Thursday, August 14, 2014
We followed him down some steps under an improvised roof. With a tilt of his wrist, he emptied a pitcher on a grey blur of dusty floor. The water fell in a great black star, and, as it expanded to the edges, shapes defined themselves, colours came to life and delightful scenes emerged. Orpheus in a Phrygian-cap fingered his lyre in the heart of a spellbound menagerie of rabbits, lions, leopards, stags, serpents and tortoises. Then, as effeminate and as soft as Antinous, Achilles swam to the surface among the women of Scyros.
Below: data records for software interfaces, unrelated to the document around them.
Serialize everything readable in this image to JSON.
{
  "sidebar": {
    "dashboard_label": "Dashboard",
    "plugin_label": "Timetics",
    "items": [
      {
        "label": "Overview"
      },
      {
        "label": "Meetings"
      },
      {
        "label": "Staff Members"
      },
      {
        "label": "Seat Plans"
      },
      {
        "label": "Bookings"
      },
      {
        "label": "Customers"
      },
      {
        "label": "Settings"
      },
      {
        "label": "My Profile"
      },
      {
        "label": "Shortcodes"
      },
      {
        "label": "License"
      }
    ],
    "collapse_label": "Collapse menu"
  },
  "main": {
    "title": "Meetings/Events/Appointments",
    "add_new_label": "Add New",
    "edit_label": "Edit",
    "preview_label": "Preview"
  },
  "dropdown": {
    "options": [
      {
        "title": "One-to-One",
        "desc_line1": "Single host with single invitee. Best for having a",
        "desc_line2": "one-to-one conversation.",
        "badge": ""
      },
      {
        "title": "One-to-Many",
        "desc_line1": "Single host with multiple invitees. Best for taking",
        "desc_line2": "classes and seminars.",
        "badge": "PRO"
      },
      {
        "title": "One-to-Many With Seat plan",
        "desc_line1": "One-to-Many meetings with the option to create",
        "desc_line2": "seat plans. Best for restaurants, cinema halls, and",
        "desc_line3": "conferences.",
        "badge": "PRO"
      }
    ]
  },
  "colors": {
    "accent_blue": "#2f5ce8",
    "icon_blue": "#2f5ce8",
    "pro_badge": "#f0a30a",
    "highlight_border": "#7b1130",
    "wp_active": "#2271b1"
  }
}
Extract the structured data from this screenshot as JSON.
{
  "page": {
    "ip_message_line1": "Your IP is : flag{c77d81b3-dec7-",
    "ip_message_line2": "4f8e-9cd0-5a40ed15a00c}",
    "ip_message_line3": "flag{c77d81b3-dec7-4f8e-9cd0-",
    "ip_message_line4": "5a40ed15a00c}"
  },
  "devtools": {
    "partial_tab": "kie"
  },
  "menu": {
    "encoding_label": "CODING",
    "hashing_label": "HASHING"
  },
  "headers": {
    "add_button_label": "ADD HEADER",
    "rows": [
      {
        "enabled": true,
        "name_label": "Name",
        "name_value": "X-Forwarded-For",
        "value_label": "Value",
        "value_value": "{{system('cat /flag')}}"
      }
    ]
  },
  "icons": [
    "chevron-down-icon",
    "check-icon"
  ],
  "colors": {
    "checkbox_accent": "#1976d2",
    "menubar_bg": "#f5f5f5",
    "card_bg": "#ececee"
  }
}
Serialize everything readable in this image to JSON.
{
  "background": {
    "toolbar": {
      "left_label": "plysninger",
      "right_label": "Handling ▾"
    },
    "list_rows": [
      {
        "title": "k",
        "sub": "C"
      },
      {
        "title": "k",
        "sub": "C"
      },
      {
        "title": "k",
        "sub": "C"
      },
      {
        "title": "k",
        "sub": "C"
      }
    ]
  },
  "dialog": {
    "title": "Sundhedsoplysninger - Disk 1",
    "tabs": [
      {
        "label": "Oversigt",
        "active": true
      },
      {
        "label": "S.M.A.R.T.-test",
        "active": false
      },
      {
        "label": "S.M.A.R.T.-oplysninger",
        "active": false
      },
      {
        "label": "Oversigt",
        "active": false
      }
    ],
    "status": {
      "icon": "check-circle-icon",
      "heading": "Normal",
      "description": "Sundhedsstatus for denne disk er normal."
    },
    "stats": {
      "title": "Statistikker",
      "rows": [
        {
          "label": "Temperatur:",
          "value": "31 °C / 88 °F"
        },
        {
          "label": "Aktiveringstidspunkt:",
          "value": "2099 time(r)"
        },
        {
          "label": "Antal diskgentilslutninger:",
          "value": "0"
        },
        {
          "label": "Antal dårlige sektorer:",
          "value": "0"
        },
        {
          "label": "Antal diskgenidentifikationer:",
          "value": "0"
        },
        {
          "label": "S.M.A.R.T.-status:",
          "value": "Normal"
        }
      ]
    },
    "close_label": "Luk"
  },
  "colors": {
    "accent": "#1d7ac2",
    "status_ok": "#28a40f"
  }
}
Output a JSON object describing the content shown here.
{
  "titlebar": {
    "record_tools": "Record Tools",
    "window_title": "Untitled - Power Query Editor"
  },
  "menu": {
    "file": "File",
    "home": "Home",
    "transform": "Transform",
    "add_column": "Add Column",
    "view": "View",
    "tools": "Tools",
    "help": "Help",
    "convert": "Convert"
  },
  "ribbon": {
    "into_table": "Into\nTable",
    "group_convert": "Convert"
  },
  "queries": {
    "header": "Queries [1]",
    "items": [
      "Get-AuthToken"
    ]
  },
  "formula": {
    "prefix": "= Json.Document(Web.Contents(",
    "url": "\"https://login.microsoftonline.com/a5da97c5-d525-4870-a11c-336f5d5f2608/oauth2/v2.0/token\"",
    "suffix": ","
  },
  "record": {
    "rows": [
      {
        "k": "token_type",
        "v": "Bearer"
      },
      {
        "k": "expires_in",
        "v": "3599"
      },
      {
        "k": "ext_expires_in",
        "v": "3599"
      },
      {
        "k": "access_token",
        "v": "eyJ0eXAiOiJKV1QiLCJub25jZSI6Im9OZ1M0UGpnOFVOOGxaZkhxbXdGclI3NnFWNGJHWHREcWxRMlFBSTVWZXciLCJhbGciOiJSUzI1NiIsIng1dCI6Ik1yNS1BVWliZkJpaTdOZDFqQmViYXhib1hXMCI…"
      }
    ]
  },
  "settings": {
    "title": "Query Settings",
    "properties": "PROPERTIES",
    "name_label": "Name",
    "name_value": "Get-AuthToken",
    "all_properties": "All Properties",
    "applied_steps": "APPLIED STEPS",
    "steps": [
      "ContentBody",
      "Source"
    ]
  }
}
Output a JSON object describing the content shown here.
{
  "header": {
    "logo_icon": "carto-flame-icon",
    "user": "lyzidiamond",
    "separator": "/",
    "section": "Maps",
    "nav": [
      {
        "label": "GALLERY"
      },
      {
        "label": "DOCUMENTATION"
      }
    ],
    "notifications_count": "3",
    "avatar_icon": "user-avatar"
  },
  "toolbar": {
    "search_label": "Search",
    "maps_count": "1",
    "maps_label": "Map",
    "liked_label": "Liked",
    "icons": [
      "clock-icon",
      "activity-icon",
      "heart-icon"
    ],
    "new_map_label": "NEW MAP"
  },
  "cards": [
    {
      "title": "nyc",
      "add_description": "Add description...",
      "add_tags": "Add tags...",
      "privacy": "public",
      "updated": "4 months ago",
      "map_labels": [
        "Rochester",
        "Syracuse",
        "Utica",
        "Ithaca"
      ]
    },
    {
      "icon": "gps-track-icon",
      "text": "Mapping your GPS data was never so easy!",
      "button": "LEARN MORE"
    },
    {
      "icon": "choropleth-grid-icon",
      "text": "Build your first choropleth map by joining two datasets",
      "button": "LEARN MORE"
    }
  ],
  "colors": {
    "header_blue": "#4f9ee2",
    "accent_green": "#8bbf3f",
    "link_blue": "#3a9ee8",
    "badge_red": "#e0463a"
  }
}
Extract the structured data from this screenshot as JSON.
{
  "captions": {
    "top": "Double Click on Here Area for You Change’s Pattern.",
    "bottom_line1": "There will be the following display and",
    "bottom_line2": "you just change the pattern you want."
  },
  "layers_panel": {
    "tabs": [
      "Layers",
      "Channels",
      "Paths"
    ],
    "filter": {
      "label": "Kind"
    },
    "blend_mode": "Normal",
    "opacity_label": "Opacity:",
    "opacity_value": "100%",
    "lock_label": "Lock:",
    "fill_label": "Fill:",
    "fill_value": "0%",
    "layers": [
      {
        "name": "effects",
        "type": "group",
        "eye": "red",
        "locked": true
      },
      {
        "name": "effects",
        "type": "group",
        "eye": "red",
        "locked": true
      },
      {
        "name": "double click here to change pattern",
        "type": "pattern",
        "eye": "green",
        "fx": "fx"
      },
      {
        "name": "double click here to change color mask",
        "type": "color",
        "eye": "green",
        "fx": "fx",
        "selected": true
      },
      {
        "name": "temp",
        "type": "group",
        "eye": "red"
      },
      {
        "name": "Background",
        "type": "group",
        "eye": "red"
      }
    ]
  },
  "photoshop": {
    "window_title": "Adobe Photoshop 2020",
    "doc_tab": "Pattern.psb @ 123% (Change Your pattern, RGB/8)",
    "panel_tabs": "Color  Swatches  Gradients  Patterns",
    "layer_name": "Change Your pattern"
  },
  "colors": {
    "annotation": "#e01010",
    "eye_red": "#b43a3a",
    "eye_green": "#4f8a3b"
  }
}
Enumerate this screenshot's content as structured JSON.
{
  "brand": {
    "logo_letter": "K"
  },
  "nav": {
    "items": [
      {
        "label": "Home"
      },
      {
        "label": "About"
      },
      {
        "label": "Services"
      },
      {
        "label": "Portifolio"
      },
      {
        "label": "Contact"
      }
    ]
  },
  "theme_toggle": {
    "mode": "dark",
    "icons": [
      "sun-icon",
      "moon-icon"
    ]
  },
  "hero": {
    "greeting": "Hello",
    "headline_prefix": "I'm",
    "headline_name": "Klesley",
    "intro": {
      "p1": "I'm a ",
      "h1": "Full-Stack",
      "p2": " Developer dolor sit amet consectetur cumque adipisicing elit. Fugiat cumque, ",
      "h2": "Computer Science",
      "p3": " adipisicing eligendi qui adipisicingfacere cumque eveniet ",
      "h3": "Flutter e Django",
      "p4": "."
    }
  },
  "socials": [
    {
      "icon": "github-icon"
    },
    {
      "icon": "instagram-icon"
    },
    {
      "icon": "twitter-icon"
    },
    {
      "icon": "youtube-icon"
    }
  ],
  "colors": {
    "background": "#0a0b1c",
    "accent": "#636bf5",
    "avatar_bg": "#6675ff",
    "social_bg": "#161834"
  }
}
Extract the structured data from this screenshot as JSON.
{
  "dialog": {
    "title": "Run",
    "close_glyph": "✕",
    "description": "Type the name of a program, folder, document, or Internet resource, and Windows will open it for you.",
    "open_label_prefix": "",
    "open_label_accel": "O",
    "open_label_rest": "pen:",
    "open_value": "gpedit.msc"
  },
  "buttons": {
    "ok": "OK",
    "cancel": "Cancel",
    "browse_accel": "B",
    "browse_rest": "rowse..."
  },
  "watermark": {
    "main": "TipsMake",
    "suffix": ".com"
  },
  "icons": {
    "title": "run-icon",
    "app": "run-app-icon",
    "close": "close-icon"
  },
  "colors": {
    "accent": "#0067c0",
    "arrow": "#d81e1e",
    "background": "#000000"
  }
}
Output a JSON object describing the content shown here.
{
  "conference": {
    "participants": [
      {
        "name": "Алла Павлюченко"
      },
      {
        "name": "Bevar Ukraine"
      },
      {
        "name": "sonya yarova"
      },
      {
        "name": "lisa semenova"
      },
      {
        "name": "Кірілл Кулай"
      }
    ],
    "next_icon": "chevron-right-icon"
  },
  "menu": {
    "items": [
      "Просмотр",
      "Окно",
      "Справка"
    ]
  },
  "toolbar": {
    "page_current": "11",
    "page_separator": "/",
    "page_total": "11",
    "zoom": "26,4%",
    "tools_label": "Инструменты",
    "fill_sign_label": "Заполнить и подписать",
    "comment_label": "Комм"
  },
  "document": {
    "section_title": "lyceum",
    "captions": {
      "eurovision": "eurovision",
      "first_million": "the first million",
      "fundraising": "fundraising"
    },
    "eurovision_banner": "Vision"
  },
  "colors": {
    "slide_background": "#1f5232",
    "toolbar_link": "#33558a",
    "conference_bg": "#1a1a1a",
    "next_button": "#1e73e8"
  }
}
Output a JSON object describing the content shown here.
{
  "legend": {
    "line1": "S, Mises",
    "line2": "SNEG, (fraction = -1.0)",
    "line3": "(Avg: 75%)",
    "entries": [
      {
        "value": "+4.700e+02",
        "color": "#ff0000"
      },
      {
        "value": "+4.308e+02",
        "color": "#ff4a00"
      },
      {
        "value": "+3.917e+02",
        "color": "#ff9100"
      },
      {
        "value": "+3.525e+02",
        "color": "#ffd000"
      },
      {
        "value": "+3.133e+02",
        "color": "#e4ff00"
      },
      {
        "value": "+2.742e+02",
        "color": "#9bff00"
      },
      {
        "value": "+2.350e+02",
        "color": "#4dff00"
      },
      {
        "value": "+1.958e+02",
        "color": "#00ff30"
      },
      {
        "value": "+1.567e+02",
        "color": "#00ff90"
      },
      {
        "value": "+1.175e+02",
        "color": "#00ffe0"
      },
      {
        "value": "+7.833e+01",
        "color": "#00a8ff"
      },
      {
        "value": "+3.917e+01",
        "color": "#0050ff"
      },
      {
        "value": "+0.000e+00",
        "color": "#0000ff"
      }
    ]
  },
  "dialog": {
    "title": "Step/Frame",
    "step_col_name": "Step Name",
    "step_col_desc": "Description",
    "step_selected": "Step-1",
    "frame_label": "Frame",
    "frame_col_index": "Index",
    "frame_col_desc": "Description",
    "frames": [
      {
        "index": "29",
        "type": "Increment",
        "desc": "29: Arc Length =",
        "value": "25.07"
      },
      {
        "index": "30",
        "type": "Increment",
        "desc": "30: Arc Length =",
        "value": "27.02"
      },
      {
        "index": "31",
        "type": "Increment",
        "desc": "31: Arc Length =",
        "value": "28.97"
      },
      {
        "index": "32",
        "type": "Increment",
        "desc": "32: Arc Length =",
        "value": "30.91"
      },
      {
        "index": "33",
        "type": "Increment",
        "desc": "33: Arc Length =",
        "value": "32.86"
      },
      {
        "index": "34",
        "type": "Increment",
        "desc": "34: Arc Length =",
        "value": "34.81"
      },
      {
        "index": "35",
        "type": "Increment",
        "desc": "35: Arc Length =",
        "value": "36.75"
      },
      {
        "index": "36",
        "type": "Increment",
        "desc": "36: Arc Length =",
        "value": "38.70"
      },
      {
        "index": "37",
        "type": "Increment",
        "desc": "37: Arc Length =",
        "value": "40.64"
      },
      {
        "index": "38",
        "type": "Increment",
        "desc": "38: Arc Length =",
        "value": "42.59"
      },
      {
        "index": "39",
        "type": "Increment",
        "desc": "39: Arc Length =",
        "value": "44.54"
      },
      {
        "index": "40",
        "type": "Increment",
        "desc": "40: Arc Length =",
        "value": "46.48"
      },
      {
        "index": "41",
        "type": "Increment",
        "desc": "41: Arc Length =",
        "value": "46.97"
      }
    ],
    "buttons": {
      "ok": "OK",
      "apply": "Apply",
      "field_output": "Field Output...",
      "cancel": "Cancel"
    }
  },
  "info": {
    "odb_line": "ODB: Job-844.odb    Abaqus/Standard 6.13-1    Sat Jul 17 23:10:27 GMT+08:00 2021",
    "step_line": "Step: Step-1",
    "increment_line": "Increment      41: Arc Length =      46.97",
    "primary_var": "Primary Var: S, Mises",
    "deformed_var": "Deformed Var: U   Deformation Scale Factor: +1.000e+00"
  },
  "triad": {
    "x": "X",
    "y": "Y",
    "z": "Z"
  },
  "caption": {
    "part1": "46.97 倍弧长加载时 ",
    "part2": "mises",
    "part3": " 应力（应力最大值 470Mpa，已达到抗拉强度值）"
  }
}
Next door another splash spread further enchantments: Europa—lovely, Canova-like, with champagne-bottle shoulders and a wasp waist, heavy-thighed, callipygous and long-legged—sat side-saddle on the back of a fine bull breasting the foam to Crete.These mosaics are numbers 45 (Achilles) and 46 (Orpheus, Europa) in the catalogue of S.E. Waywell, "Roman Mosaics in Greece," American Journal of Archaeology 83 (1979) 293-321 (at 302, with plate 51, figures 39, 41, and 42), from which I've borrowed the following illustrations (in Leigh Fermor's order, i.e. Orpheus, Achilles, Europa, but in a grey blur, alas, without colors):
"How pleased Zeus is to have her on his back," the man observed. "See, he's smiling to himself."
I haven't seen Odile Wattel-Decroizant and Ilona Jesnick, "The Mosaics of the House of Mourabas in Sparta: Orpheus and Europa," Journal of the British Archaeological Association 144 (1991) 92–106.
Thanks very much to the kind reader who gave me a copy of Mani, from my Amazon wish list.